Custom Made” Defined
At its finest, “custom made” employs the same techniques and produces garments of comparable quality to those of the French couture houses. The terms ‘couture’ and ‘custom’ have been bandied about by the wedding industry so much so that they have lost their rich meanings. The process a dressmaker undertakes to create a custom gown follows a series of labor and time-intensive steps. Be cautious of these terms and how they are used when interviewing a designer/dressmaker.
“Custom made” starts with a personal design consultation meeting. The designer reviews clippings the bride has brought and listens to the client. She may produce sketches on the spot. Scale, proportion, silhouette and appropriateness of the style for the event and venue are considered. The designer guides the bride through fabric and color options, discussing how various fibers behave, and then offers advice on embellishment and finesse touches. Measurements are generally taken at this meeting over the actual undergarments a bride will wear.
On her next visit, the bride will try on a muslin fitting shell. The purpose of the shell is varied: it allows the designer to note slight left – right side body variations, it helps identify fitting challenges, and when perfected, is used as the basis for the first sample. This first sample will also be produced in muslin fabric. Muslin is an affordable basic cotton woven fabric, but the term muslin can also refer to any affordable fabric with similar hand and drape characteristics of the final garment.
The first sample affords the bride an initial glance at the entire design. She can check comfort and fit, scale and silhouette. The beauty of custom is that fit adjustments and design changes can be made along the way. Working with the designer, the bride can request changes to her specification. The designer checks seams, fit and ease. She balances the design and judges the garment from all angles when the bride is standing, sitting and walking.
The next step in the custom made process is taking the muslin pattern and translating it into the bride’s decadent silk or brocade or taffeta. It is at this fitting that the bride has a first opportunity to see and feel her gown in the chosen fabric. Minor fit adjustments are the norm as muslin does not have the same characteristics as the final fabric.

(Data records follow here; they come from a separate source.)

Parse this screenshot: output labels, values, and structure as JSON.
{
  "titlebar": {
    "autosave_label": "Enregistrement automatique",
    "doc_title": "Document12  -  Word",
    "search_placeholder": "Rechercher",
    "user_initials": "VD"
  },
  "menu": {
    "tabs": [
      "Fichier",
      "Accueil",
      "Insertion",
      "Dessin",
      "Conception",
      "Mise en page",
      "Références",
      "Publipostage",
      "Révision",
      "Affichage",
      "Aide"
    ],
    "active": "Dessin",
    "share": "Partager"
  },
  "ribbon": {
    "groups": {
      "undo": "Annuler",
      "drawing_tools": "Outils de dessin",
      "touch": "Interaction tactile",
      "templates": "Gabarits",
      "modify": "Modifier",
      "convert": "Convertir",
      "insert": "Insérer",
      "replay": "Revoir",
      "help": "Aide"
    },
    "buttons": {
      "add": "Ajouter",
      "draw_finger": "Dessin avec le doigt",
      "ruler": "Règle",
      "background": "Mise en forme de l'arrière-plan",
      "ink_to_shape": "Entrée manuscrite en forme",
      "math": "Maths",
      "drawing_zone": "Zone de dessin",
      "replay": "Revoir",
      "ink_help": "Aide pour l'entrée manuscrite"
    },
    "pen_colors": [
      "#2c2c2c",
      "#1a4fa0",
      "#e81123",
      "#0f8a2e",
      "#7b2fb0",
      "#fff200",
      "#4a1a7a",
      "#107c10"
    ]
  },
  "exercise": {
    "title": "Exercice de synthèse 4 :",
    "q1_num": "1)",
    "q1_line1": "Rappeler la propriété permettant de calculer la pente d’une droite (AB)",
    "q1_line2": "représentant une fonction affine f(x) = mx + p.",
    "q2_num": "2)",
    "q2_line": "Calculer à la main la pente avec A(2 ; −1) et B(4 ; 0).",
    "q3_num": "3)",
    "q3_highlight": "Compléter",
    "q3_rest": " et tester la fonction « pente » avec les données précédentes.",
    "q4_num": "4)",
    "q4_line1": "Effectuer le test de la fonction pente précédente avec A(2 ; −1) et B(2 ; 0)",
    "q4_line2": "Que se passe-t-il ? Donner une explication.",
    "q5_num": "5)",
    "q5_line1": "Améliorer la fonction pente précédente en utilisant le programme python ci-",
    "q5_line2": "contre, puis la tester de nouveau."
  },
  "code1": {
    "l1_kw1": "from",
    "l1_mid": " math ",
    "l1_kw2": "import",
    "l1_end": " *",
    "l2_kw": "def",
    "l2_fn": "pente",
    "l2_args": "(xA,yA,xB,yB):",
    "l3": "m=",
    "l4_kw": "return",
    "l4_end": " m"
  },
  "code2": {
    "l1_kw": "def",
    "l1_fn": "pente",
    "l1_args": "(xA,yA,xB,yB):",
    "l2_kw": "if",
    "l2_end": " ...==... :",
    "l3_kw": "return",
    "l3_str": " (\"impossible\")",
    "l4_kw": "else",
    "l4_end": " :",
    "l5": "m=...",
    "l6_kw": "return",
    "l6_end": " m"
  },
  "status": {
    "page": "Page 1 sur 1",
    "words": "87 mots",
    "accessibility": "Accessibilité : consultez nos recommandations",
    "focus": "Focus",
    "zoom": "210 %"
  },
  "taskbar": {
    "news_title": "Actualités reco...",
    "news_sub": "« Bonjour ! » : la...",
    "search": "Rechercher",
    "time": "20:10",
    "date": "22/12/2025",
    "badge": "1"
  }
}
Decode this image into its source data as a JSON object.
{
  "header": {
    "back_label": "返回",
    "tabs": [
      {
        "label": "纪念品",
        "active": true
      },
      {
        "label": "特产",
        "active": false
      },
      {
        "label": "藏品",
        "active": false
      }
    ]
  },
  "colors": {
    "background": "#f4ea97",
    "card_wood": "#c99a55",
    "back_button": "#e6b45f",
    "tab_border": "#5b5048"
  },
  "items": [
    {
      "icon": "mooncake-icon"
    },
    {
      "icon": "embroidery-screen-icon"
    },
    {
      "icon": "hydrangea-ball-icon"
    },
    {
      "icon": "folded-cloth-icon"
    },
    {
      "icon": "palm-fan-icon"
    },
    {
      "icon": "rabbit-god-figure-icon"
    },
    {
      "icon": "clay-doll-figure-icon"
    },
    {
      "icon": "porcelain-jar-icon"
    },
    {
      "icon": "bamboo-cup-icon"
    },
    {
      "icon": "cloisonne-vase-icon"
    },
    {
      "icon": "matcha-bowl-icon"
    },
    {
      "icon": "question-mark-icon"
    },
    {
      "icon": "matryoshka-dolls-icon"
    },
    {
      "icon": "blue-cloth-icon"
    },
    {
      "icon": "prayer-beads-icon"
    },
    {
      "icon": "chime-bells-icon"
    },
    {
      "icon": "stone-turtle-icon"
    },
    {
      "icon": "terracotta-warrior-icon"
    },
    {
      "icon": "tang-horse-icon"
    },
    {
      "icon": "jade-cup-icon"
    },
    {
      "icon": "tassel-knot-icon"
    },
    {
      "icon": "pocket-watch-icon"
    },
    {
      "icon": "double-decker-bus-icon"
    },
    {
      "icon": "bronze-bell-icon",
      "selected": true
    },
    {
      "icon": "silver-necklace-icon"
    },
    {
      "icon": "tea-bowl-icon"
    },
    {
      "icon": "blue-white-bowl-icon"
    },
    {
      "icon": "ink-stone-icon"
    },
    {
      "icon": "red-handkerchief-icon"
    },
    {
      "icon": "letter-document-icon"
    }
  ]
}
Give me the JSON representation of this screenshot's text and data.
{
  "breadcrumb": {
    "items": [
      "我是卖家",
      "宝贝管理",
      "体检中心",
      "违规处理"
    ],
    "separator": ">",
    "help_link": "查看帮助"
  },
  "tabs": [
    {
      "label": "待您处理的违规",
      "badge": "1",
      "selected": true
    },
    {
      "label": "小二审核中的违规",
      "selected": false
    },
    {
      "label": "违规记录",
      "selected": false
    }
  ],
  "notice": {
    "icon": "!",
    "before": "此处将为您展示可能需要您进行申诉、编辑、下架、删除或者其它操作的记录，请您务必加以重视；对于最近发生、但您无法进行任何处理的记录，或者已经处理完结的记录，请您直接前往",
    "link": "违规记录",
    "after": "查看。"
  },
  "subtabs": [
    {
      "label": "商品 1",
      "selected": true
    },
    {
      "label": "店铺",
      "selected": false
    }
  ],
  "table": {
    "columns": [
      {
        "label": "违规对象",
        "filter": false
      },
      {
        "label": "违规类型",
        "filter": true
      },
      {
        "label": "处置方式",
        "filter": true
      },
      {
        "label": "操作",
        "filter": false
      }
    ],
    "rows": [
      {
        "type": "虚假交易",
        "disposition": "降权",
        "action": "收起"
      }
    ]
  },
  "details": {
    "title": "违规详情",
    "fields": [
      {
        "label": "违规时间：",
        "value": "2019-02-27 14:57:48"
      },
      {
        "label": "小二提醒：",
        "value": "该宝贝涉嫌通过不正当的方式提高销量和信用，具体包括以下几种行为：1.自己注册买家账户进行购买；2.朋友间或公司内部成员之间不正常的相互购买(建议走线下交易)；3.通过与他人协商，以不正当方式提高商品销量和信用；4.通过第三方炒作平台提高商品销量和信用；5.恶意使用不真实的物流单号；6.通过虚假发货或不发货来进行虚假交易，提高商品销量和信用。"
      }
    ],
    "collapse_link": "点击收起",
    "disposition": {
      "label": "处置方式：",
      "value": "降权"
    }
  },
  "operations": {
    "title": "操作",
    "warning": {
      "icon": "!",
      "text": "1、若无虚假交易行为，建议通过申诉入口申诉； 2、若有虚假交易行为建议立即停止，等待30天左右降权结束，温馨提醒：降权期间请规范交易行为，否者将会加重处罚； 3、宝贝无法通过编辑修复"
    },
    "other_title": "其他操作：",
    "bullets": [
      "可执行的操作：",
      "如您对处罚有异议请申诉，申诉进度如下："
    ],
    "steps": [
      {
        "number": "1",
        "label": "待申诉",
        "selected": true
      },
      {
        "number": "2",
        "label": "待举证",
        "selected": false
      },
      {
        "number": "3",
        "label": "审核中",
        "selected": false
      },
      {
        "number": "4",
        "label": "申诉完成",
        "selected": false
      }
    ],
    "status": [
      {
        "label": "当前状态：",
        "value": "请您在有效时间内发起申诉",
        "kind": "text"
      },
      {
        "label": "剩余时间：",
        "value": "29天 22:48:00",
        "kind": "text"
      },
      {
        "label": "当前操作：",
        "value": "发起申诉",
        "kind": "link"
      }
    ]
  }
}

Once sampled in the final fabric, the client can decide upon a lower décolletage, a shorter sleeve, a higher waistline or most any other change. She can critically view placement of desired embellishments (lace, appliqué, beading or other trim) and make judgment positioning. At this stage the bride can also decide on petticoats, veil, jewelry and heel height.
Additional fittings to perfect the final gown vary according to the complexity of the style. When complete, the bride is presented with an heirloom-quality garment.
Most designers request a minimum of six-months lead time, although some are able to produce the garment in a shorter timeframe if fabrics and embellishments are readily available. Ample time is required to review and select fabrics, components of the dress may need to be sent out (such as a bodice for hand beading or custom embroidery) and some gowns require special treatments, such as machine pleating, which is usually done off-site.
When your wedding day arrives and you walk down the aisle in a dress that reflects your unique personality, that flatters your features, is comfortable and fits you to a tee, the value of the custom made dress will be apparent.